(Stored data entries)
☆ ☆ ☆ ☆ ☆

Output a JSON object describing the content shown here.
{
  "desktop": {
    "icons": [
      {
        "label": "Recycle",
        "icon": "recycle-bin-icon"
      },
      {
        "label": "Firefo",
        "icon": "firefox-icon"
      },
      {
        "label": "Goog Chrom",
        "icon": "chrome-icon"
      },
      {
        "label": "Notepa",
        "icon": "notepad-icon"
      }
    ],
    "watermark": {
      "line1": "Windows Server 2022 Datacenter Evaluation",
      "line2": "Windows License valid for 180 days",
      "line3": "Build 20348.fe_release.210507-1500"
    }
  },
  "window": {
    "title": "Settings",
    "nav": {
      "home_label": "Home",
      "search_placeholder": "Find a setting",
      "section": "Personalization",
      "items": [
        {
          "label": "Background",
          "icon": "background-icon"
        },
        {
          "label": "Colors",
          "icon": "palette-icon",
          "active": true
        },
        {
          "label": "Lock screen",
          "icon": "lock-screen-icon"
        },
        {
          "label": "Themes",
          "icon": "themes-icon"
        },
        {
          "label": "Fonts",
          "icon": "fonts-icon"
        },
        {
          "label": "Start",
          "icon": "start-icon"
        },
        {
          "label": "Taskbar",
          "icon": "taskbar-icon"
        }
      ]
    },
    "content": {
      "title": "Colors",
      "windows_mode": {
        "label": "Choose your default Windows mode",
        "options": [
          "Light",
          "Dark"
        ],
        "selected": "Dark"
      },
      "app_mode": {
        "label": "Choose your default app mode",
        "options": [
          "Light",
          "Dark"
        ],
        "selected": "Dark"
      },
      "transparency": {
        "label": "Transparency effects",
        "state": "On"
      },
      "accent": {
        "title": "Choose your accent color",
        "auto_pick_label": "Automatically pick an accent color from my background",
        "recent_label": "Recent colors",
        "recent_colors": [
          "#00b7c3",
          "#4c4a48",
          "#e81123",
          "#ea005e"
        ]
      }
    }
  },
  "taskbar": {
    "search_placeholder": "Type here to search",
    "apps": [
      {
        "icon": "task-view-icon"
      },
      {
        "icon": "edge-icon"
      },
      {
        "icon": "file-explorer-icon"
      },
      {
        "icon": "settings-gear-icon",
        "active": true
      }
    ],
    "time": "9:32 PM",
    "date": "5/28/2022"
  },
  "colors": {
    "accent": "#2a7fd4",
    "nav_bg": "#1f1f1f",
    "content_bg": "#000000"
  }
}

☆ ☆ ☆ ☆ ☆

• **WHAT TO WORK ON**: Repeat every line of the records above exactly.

• **EXERCISE SOLUTION**:
Output a JSON object describing the content shown here.
{
  "desktop": {
    "icons": [
      {
        "label": "Recycle",
        "icon": "recycle-bin-icon"
      },
      {
        "label": "Firefo",
        "icon": "firefox-icon"
      },
      {
        "label": "Goog Chrom",
        "icon": "chrome-icon"
      },
      {
        "label": "Notepa",
        "icon": "notepad-icon"
      }
    ],
    "watermark": {
      "line1": "Windows Server 2022 Datacenter Evaluation",
      "line2": "Windows License valid for 180 days",
      "line3": "Build 20348.fe_release.210507-1500"
    }
  },
  "window": {
    "title": "Settings",
    "nav": {
      "home_label": "Home",
      "search_placeholder": "Find a setting",
      "section": "Personalization",
      "items": [
        {
          "label": "Background",
          "icon": "background-icon"
        },
        {
          "label": "Colors",
          "icon": "palette-icon",
          "active": true
        },
        {
          "label": "Lock screen",
          "icon": "lock-screen-icon"
        },
        {
          "label": "Themes",
          "icon": "themes-icon"
        },
        {
          "label": "Fonts",
          "icon": "fonts-icon"
        },
        {
          "label": "Start",
          "icon": "start-icon"
        },
        {
          "label": "Taskbar",
          "icon": "taskbar-icon"
        }
      ]
    },
    "content": {
      "title": "Colors",
      "windows_mode": {
        "label": "Choose your default Windows mode",
        "options": [
          "Light",
          "Dark"
        ],
        "selected": "Dark"
      },
      "app_mode": {
        "label": "Choose your default app mode",
        "options": [
          "Light",
          "Dark"
        ],
        "selected": "Dark"
      },
      "transparency": {
        "label": "Transparency effects",
        "state": "On"
      },
      "accent": {
        "title": "Choose your accent color",
        "auto_pick_label": "Automatically pick an accent color from my background",
        "recent_label": "Recent colors",
        "recent_colors": [
          "#00b7c3",
          "#4c4a48",
          "#e81123",
          "#ea005e"
        ]
      }
    }
  },
  "taskbar": {
    "search_placeholder": "Type here to search",
    "apps": [
      {
        "icon": "task-view-icon"
      },
      {
        "icon": "edge-icon"
      },
      {
        "icon": "file-explorer-icon"
      },
      {
        "icon": "settings-gear-icon",
        "active": true
      }
    ],
    "time": "9:32 PM",
    "date": "5/28/2022"
  },
  "colors": {
    "accent": "#2a7fd4",
    "nav_bg": "#1f1f1f",
    "content_bg": "#000000"
  }
}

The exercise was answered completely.